- Bob Plankers – What are P-states and how do I use them in vSphere?
VMware vSphere 4 added the ability to take advantage of Intel SpeedStep and AMD PowerNow! CPU power management features. These features are commonly known as “Dynamic Voltage and Frequency Scaling” or DVFS, and let an OS cooperate with the CPU to reduce power consumption by reducing the frequency of the CPU and the voltage at which it is operating. It reduces these things in preset tiers, and these tiers are known as P-states. On Intel CPUs they are trademarked as “SpeedStep” and on AMD they are either “Cool’n'Quiet” or “PowerNow!”
- Bouke Groenescheij – Shares: Low-Normal-High
Well, try to stay away from multi core VMs. If you are running multicore VMs, don't overcommit (at least not too much) and put them on a dedicated cluster. Why not overcommitting? Well, duh, you gave it multiple CPUs, so apparently those VMs need to do some processing which is very important. And since it's that important, don't overcommit. Should make sense. Else give it one vCPU. Also, try not to use the somewhat extreme 'low-normal-high' share setting. I would say: "If a VM is more important, use a custom setting of 1200 shares/vCPU. If a VM is less important, use a custom setting of 800 shares/vCPU". That way the ratio between them isn't that extreme and nature is more balanced.
- Frank Denneman – Resource Pools Memory Reservations
If a cluster is under-committed the VM resource entitlement will be the same as its demand, in other words, the VM will be allocated whatever it wants to consume within its configured limit.
When a cluster is overcommitted, the cluster experiences more resource demand than its current capacity, at this point DRS and the VMkernel will allocate resources based on the resource entitlement of the virtual machine. Resource entitlement is covered later in the article.
- Scott Sauer – VMware Acquisitions – What’s it all mean?
There has been a lot of activity here at VMware with acquisitions and partnerships over the past few months. A fellow engineer at VMware summarized a lot of these acquisitions and how they are meaningful to VMware as an organization. I wanted to share this information because I think it provides people with a better understanding of where we are going as a company and the overall strategic vision of VMware (Thanks again Andy!).
- Steve Kaplan – Calculating the optimal Microsoft SQL licenses for virtualization

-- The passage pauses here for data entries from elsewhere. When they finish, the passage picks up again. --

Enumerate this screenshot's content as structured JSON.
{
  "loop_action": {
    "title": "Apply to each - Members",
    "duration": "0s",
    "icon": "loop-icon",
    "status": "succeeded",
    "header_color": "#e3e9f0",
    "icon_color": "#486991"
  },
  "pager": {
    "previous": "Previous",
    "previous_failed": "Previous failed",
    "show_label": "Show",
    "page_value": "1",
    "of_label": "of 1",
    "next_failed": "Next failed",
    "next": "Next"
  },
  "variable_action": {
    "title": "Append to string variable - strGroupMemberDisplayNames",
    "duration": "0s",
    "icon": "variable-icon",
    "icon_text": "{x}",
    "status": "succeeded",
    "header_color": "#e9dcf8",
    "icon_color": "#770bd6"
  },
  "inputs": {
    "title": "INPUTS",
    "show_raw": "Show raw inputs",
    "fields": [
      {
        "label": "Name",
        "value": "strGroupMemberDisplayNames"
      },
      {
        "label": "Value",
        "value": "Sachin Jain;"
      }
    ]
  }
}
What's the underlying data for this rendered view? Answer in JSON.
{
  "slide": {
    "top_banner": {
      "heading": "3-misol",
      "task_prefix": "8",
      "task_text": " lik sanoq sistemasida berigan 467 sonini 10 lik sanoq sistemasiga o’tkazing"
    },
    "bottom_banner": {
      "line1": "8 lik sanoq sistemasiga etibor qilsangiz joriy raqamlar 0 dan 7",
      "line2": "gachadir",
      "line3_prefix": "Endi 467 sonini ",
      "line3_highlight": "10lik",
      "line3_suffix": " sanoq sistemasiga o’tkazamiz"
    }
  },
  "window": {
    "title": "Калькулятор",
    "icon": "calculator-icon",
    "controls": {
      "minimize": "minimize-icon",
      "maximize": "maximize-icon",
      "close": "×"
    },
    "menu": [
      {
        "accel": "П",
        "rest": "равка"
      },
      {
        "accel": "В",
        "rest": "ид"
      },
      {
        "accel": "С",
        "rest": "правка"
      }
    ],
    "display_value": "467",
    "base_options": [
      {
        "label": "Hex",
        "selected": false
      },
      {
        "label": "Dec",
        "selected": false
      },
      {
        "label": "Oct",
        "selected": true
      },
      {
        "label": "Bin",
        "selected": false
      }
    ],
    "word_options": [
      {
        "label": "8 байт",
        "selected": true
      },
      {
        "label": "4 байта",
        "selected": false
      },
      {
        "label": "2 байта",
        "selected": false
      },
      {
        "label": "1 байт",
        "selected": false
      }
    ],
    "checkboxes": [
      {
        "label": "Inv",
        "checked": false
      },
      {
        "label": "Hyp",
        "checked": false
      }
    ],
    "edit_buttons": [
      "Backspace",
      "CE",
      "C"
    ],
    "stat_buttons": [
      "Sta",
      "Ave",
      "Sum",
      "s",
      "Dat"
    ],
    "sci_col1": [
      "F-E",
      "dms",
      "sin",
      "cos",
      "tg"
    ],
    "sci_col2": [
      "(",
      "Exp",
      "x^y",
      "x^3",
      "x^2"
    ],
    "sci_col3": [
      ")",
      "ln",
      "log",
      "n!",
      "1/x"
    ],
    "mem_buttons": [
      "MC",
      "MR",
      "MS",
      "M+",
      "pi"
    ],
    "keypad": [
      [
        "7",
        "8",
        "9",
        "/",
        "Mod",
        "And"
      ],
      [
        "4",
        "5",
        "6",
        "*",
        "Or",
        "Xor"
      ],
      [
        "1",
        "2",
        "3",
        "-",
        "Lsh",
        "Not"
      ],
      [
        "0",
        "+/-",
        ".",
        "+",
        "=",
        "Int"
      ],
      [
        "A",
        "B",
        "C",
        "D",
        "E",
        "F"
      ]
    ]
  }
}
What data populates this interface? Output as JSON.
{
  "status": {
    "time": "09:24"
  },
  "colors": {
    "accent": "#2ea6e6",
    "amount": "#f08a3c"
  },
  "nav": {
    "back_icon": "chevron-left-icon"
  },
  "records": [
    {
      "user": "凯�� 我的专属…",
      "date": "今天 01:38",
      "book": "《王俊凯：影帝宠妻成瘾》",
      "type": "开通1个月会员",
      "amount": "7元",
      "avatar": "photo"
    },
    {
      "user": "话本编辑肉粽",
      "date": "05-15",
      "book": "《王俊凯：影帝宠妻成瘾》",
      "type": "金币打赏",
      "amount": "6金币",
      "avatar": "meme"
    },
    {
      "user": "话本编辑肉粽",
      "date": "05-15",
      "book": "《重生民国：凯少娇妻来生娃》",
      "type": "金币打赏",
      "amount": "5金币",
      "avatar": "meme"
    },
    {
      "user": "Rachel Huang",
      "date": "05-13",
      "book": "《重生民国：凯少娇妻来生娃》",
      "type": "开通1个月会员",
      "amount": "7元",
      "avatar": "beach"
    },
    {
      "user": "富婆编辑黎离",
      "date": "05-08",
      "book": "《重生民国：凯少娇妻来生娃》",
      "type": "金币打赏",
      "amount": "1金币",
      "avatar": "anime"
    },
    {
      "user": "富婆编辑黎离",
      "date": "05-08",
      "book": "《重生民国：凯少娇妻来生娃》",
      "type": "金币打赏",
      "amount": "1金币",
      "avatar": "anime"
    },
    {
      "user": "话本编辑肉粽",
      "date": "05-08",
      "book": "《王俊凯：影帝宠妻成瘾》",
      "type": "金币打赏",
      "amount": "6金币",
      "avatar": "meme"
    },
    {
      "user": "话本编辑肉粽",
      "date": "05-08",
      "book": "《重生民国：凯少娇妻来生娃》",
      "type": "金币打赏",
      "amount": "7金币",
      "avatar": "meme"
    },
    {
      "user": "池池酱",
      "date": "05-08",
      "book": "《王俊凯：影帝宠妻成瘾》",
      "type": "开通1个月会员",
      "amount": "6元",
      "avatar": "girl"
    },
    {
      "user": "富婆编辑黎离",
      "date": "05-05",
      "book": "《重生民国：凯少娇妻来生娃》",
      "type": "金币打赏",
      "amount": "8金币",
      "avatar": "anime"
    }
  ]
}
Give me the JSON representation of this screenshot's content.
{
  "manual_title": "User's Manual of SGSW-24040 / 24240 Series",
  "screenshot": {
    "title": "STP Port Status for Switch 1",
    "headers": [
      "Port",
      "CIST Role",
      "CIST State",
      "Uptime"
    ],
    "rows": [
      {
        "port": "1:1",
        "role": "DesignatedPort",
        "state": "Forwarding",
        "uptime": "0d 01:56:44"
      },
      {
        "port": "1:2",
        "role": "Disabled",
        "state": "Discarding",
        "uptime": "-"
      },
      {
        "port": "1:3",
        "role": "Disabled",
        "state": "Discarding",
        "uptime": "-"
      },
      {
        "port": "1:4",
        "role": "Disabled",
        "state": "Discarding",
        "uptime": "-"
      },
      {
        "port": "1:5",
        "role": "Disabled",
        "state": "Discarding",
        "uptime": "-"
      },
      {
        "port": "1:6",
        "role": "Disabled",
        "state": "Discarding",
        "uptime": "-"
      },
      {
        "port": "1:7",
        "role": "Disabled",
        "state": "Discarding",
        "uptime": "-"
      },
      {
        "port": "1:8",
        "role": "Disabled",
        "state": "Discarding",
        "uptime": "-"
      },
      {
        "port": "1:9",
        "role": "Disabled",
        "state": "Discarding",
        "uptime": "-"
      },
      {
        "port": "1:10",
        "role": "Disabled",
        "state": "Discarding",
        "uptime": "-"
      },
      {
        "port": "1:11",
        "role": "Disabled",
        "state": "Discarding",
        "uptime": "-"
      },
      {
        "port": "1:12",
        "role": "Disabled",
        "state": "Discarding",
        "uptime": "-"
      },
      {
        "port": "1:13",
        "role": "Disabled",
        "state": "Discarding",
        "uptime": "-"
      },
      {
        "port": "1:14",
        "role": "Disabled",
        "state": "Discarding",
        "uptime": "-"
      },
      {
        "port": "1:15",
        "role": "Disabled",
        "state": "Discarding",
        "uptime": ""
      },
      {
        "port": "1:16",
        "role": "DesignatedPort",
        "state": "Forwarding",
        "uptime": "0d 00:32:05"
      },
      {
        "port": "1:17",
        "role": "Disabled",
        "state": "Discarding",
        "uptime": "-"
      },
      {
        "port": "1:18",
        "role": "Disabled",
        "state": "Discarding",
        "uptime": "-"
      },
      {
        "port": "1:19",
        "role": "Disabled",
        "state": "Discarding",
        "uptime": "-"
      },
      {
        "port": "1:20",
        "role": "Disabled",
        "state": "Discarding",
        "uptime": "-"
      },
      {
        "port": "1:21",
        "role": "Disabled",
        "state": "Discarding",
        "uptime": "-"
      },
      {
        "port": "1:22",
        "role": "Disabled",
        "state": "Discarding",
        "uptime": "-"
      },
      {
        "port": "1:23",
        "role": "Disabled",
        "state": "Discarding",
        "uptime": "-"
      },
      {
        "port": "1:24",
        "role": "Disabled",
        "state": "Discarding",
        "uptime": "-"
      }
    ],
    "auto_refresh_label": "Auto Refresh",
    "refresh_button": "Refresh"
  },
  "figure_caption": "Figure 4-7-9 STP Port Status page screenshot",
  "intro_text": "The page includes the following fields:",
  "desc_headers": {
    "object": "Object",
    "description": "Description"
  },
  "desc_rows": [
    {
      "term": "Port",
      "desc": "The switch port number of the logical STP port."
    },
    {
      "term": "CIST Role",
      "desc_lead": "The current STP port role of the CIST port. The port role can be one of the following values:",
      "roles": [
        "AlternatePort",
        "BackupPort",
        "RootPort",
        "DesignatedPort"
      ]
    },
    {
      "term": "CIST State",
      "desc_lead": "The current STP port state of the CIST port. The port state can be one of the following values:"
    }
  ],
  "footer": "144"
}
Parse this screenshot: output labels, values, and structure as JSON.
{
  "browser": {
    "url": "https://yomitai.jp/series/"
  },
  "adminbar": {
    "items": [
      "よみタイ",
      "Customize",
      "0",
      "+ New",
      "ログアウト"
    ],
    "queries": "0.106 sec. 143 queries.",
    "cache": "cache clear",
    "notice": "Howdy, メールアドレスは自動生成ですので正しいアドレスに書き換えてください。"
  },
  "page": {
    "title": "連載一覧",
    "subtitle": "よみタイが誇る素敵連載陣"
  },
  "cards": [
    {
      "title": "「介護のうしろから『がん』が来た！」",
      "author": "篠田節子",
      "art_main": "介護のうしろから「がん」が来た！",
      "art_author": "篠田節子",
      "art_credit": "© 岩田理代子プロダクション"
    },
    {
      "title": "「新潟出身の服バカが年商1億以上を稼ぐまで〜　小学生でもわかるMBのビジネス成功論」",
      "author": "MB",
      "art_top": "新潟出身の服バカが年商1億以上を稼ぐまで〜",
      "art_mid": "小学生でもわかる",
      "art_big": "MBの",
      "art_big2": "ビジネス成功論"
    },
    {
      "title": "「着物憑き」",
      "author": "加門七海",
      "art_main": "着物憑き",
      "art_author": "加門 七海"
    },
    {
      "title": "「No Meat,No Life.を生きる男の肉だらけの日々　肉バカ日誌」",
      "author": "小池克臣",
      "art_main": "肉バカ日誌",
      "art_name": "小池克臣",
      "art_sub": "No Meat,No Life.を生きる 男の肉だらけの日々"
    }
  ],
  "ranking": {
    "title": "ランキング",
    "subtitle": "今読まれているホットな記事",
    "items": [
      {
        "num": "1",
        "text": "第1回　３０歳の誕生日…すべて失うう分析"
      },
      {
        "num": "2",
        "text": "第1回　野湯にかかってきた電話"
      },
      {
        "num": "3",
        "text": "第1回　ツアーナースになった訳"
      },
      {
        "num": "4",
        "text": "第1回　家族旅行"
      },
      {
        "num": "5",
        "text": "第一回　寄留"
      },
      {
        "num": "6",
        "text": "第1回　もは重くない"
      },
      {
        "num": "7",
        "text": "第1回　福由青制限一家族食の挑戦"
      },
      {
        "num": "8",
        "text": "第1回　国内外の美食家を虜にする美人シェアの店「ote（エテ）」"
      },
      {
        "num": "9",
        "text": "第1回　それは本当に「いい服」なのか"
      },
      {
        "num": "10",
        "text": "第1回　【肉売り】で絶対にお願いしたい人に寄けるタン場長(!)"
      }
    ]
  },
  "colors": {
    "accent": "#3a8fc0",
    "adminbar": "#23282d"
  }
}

The ability to consolidate multiple SQL instances onto a single host combined with application server license mobility rules generally make either SQL Server Enterprise or SQL Server Datacenter the best choice for a vDC. A 2-CPU VMware vSphere host, for example, running two licenses of SQL Server Enterprise could run up to eight instances of either SQL Server Standard or Enterprise. Additionally, these instances can either be VMotioned to another host in the cluster or even utilize the continuous availability of vSphere Fault Tolerance without requiring additional SQL licensing for the target host.